When you do the gradient test, you assign display profile to the gradient, so the monitor is L* calibrated, and the image is in L* based color space. But when you're working with AdobeRGB images, they are rendered to the gamma 2.2 based color space. To simulate the result you may assign AdobeRGB to the gradient, and check if it's still so smooth
That's not the way the test was designed to work as I understand it. A normal image in a normal RGB working space is always translated (behind the scenes) to the monitor space so you can see it. Hence will always suffer from some degree of banding or other gamut compression byproducts. The test gradient is not a normal image, it is designed to bypass Photoshop's translation from an RGB working space into the monitor space. IOW, a representation of a monitor at its absolute best.
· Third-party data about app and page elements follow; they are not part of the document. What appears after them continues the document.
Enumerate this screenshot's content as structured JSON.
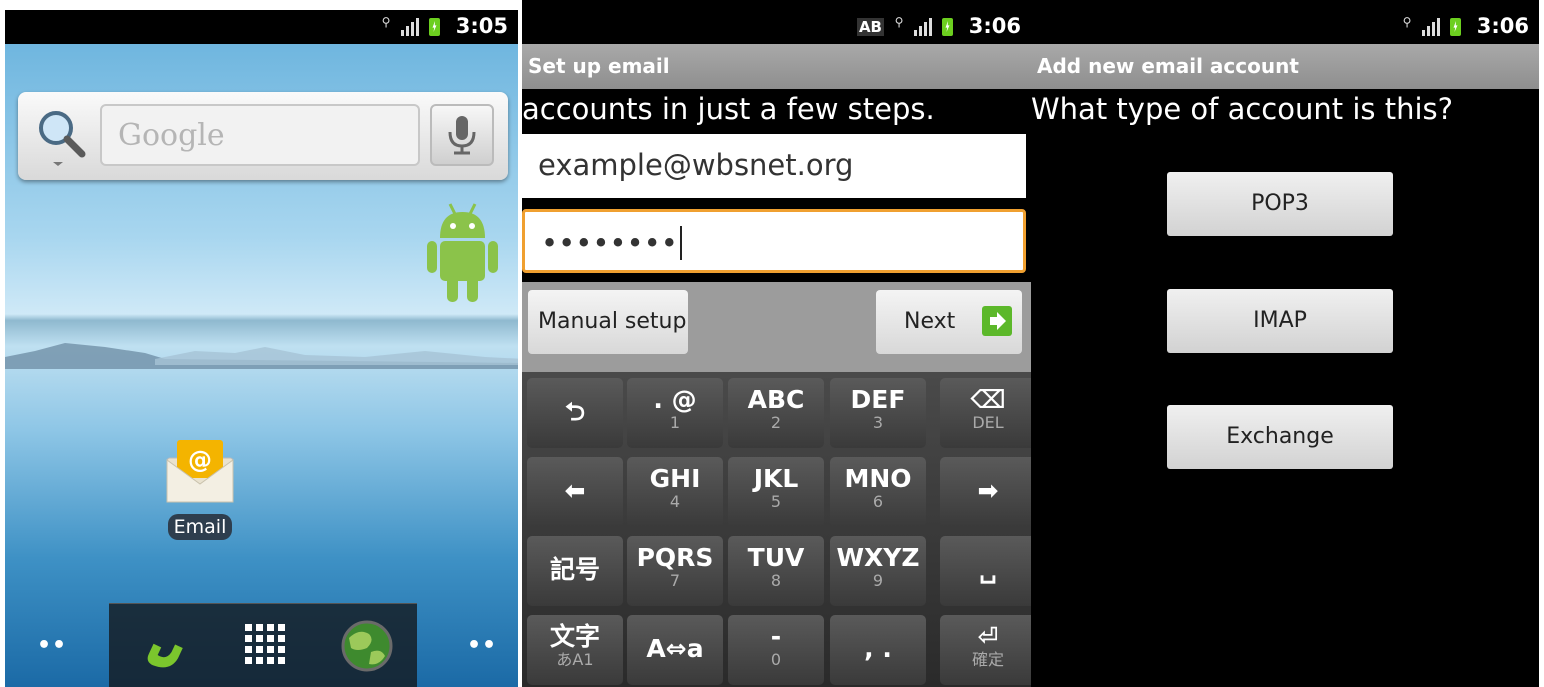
{
  "home": {
    "status": {
      "time": "3:05"
    },
    "search": {
      "placeholder": "Google"
    },
    "app": {
      "label": "Email"
    },
    "page_dots_left": "••",
    "page_dots_right": "••"
  },
  "setup": {
    "status": {
      "time": "3:06",
      "ime": "AB"
    },
    "title": "Set up email",
    "subtitle": "accounts in just a few steps.",
    "email_value": "example@wbsnet.org",
    "password_value": "••••••••",
    "manual_setup_label": "Manual setup",
    "next_label": "Next",
    "keyboard": {
      "rows": [
        [
          {
            "main": "⮌",
            "sub": ""
          },
          {
            "main": ". @",
            "sub": "1"
          },
          {
            "main": "ABC",
            "sub": "2"
          },
          {
            "main": "DEF",
            "sub": "3"
          },
          {
            "main": "⌫",
            "sub": "DEL"
          }
        ],
        [
          {
            "main": "⬅",
            "sub": ""
          },
          {
            "main": "GHI",
            "sub": "4"
          },
          {
            "main": "JKL",
            "sub": "5"
          },
          {
            "main": "MNO",
            "sub": "6"
          },
          {
            "main": "➡",
            "sub": ""
          }
        ],
        [
          {
            "main": "記号",
            "sub": ""
          },
          {
            "main": "PQRS",
            "sub": "7"
          },
          {
            "main": "TUV",
            "sub": "8"
          },
          {
            "main": "WXYZ",
            "sub": "9"
          },
          {
            "main": "␣",
            "sub": ""
          }
        ],
        [
          {
            "main": "文字",
            "sub": "あA1"
          },
          {
            "main": "A⇔a",
            "sub": ""
          },
          {
            "main": "-",
            "sub": "0"
          },
          {
            "main": ", .",
            "sub": ""
          },
          {
            "main": "⏎",
            "sub": "確定"
          }
        ]
      ]
    }
  },
  "account_type": {
    "status": {
      "time": "3:06"
    },
    "title": "Add new email account",
    "question": "What type of account is this?",
    "options": [
      "POP3",
      "IMAP",
      "Exchange"
    ]
  },
  "colors": {
    "focus_border": "#f0a030",
    "title_bar": "#9a9a9a",
    "next_arrow": "#5cb82a"
  }
}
When I run a monitor cal/profile at 2.2, and do the same test, assigning that 2.2 profile to the test image, it still looks very nice, but there is a bit of a hiccup/band in the 1/8 tone area that goes away when the monitor is operated in (and test image assigned to the ) L* profile. Just seems like L* makes the monitor run a bit smoother IMO.
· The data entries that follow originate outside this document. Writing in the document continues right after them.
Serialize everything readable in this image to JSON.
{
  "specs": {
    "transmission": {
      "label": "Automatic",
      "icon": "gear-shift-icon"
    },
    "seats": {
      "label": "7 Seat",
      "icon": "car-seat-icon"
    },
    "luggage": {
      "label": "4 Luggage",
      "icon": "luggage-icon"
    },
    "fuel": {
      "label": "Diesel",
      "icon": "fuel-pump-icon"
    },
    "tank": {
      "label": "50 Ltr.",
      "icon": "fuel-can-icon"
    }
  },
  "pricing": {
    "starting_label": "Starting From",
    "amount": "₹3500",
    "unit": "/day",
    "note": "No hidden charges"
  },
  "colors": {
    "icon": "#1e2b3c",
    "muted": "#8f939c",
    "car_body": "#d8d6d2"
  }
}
When I get back to the studio tomorrow, I'll leave the monitor in its L* profile, do the gradient test, leave it in my AdobeRGB working space and take a close look.
What would be the recommendation for calibration when the working space is ProPhotoRGB which is Gamma 1.8 ?
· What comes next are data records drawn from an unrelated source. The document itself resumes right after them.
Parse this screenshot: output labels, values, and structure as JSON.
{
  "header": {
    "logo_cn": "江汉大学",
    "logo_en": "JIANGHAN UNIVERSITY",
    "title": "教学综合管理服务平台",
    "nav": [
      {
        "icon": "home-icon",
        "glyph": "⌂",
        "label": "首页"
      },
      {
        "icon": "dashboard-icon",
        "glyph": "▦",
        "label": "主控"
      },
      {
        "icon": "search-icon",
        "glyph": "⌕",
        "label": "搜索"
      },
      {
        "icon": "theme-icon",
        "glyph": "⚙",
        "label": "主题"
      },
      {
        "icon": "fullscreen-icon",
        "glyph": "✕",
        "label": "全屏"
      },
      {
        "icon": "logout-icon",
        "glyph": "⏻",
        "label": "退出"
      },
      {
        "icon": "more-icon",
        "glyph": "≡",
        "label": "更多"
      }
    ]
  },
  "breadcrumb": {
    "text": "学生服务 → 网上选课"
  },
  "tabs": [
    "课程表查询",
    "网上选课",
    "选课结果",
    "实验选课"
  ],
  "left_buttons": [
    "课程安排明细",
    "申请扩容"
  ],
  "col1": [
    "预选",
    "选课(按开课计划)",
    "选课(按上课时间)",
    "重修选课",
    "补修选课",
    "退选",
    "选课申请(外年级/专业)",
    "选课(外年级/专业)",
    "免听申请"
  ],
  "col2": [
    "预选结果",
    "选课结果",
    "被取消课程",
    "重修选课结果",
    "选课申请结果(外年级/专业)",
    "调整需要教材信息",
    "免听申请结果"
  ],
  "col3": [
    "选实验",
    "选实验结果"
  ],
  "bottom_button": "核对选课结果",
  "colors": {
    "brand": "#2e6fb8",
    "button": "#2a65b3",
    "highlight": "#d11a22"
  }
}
In color space terms, the gamma has to do with how edits get applied to the file with respect to shadows/mids/highlights, so that's not the same application of gamma based on what I read here: http://www.adobe.com/digitalimag/pdfs/phscs2ip_colspace.pdf
, pg 5.
(I'm sure Andrew will jump in here, he wrote the article!)